While she buries herself in its pages, I am already working toward its April 12 release, reaching out to fellow authors and making lists of bloggers and reviewers who might be interested Advance Reader Copies. I am also composing the acknowledgements and thinking about concepts for the cover art. My publisher is awesome about allowing authors input on their covers. Another advantage of a small press!
Soon after NEVER BROKEN releases, the manuscript for NEVER LET GO, my first standalone thriller, is due. I need to polish that manuscript this winter and spring while also continuing to promote A DEAD MAN'S EYES, working my part-time job, finishing book three in the series and, of course, being a mom. So things are going to get busy fast. That's okay though. This is what I had always hoped for. Work rarely feels like work when I am pursuing something I love.
What's up at home?
What a wonderfully crazy month it has been!
I am getting to know downtown Philadelphia much better now that our daughter attends Temple University. I am a bit envious every time I step foot on campus. Her on-campus apartment is huge, her roommates are wonderful and the food trucks ... Whoa! The variety of cuisines offered by all those aromatic mobile kitchens that line the campus streets would have quickly and easily persuaded me to choose Temple over any other school. :)
Oh, yeah, she is learning a whole lot of stuff, too!
Our oldest son was kind enough to host me in his State College apartment the night before the Festival of Books of the Alleghenies. I always enjoy seeing how mature and independent he has become and watching his friends grow as well. We met up with him the next weekend to tailgate on the grounds of Beaver Stadium with bagels, doughnuts, muffins and fruits, and then watched Penn State crush Villanova in football. He informed us that we get one more football season with him. Because he has a double major (one BA and one BS), he needs an extra semester to meet all his requirements. Way to put a good spin on an extra semester of tuition!

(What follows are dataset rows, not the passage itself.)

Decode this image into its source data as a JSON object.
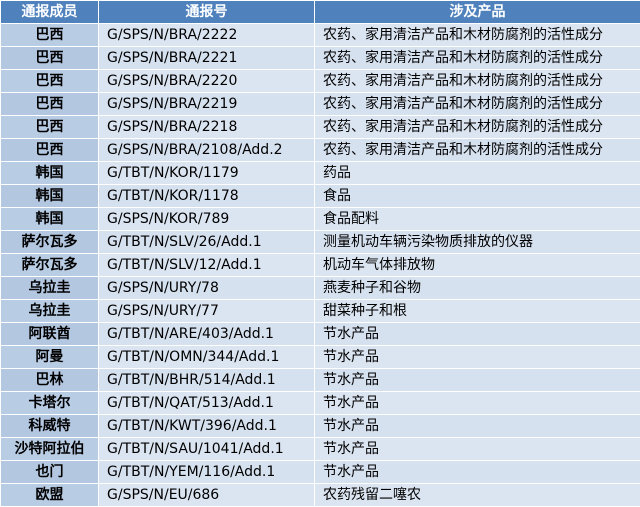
{
  "header": {
    "member": "通报成员",
    "number": "通报号",
    "products": "涉及产品"
  },
  "rows": [
    {
      "member": "巴西",
      "number": "G/SPS/N/BRA/2222",
      "products": "农药、家用清洁产品和木材防腐剂的活性成分"
    },
    {
      "member": "巴西",
      "number": "G/SPS/N/BRA/2221",
      "products": "农药、家用清洁产品和木材防腐剂的活性成分"
    },
    {
      "member": "巴西",
      "number": "G/SPS/N/BRA/2220",
      "products": "农药、家用清洁产品和木材防腐剂的活性成分"
    },
    {
      "member": "巴西",
      "number": "G/SPS/N/BRA/2219",
      "products": "农药、家用清洁产品和木材防腐剂的活性成分"
    },
    {
      "member": "巴西",
      "number": "G/SPS/N/BRA/2218",
      "products": "农药、家用清洁产品和木材防腐剂的活性成分"
    },
    {
      "member": "巴西",
      "number": "G/SPS/N/BRA/2108/Add.2",
      "products": "农药、家用清洁产品和木材防腐剂的活性成分"
    },
    {
      "member": "韩国",
      "number": "G/TBT/N/KOR/1179",
      "products": "药品"
    },
    {
      "member": "韩国",
      "number": "G/TBT/N/KOR/1178",
      "products": "食品"
    },
    {
      "member": "韩国",
      "number": "G/SPS/N/KOR/789",
      "products": "食品配料"
    },
    {
      "member": "萨尔瓦多",
      "number": "G/TBT/N/SLV/26/Add.1",
      "products": "测量机动车辆污染物质排放的仪器"
    },
    {
      "member": "萨尔瓦多",
      "number": "G/TBT/N/SLV/12/Add.1",
      "products": "机动车气体排放物"
    },
    {
      "member": "乌拉圭",
      "number": "G/SPS/N/URY/78",
      "products": "燕麦种子和谷物"
    },
    {
      "member": "乌拉圭",
      "number": "G/SPS/N/URY/77",
      "products": "甜菜种子和根"
    },
    {
      "member": "阿联酋",
      "number": "G/TBT/N/ARE/403/Add.1",
      "products": "节水产品"
    },
    {
      "member": "阿曼",
      "number": "G/TBT/N/OMN/344/Add.1",
      "products": "节水产品"
    },
    {
      "member": "巴林",
      "number": "G/TBT/N/BHR/514/Add.1",
      "products": "节水产品"
    },
    {
      "member": "卡塔尔",
      "number": "G/TBT/N/QAT/513/Add.1",
      "products": "节水产品"
    },
    {
      "member": "科威特",
      "number": "G/TBT/N/KWT/396/Add.1",
      "products": "节水产品"
    },
    {
      "member": "沙特阿拉伯",
      "number": "G/TBT/N/SAU/1041/Add.1",
      "products": "节水产品"
    },
    {
      "member": "也门",
      "number": "G/TBT/N/YEM/116/Add.1",
      "products": "节水产品"
    },
    {
      "member": "欧盟",
      "number": "G/SPS/N/EU/686",
      "products": "农药残留二噻农"
    }
  ]
}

The rest of our free time in September has belonged to the twins, who run on their school's cross-country team. They are not super fond of running, but they love everything else about cross-country. I have always said that runners and writers are among the best people on the planet and it is cool to see them experience that.
I hope you are having a wonderful fall season as well. Stay safe and healthy!
Happy writing and reading. I hope you enjoy A DEAD MAN'S EYES!